Exercise objective: Return only how many lines in the data include the string "Social".

:: Working data ::

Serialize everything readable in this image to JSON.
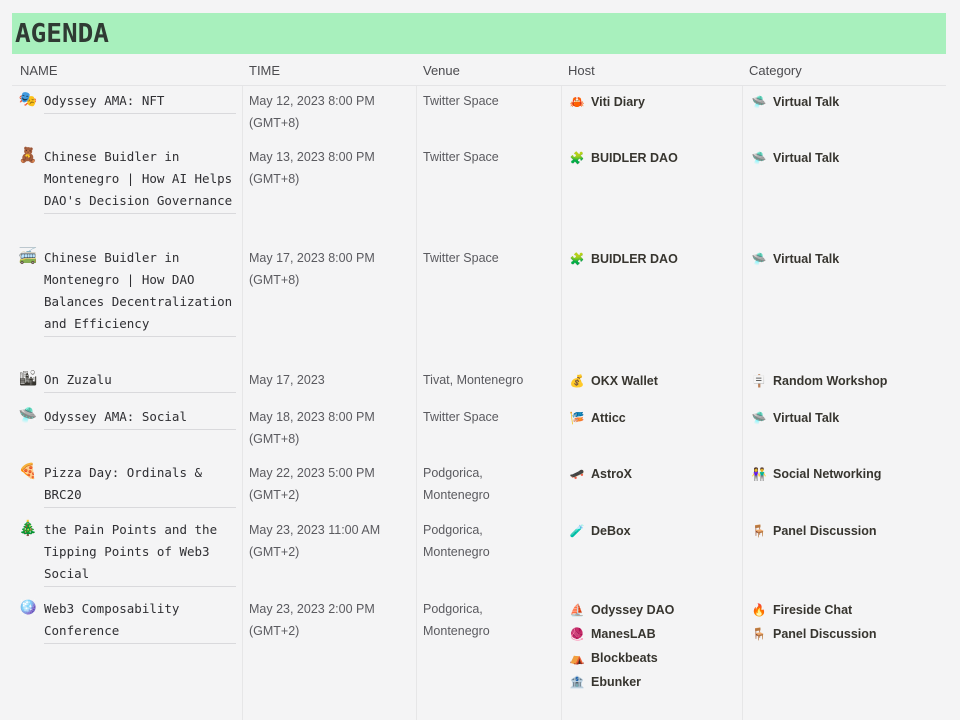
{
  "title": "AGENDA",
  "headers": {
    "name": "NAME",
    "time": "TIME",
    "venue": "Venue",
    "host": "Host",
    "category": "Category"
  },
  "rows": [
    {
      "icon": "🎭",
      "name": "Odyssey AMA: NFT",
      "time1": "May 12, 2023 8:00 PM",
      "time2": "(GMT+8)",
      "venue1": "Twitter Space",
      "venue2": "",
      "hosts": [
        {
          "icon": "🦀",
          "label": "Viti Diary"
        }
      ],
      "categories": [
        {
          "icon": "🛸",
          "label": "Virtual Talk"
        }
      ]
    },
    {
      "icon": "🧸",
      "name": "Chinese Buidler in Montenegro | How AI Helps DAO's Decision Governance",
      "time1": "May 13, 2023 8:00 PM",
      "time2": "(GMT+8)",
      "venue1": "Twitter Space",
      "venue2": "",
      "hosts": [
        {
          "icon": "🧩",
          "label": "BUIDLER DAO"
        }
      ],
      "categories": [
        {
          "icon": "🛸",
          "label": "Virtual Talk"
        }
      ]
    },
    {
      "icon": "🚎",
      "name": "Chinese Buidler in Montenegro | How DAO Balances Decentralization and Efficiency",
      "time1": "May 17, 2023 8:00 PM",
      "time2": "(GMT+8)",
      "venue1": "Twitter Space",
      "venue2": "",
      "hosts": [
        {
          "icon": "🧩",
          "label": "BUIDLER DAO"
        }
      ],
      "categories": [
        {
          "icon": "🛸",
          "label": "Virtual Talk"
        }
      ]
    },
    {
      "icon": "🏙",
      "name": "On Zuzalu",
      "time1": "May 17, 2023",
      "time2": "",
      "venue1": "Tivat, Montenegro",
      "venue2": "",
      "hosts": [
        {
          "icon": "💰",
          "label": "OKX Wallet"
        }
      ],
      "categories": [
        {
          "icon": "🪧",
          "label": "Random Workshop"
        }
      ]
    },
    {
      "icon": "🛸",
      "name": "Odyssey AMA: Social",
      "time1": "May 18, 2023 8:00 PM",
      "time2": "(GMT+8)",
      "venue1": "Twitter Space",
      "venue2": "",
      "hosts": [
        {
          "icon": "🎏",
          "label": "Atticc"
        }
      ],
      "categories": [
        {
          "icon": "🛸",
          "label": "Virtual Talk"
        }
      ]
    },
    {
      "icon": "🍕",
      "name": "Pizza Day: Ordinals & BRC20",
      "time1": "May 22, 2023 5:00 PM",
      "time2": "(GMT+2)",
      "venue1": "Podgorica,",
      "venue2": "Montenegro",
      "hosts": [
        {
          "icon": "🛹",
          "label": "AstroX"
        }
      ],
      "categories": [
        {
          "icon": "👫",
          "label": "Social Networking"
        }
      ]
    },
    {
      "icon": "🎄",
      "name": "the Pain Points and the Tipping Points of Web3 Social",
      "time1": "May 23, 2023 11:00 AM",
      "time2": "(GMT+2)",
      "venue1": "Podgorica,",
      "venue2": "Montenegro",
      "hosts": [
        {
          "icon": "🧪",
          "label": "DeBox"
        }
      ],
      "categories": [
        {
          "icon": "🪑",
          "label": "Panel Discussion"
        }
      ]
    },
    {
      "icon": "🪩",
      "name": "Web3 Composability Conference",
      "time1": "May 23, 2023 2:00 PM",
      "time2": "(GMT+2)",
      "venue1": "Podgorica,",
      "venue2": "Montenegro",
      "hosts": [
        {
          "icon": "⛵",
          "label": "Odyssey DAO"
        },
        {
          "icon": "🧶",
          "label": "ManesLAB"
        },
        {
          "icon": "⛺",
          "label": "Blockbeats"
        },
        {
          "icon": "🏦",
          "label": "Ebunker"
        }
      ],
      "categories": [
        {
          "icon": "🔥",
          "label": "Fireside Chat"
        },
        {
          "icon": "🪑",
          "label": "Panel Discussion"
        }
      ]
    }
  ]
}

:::

Answer to the problem: 3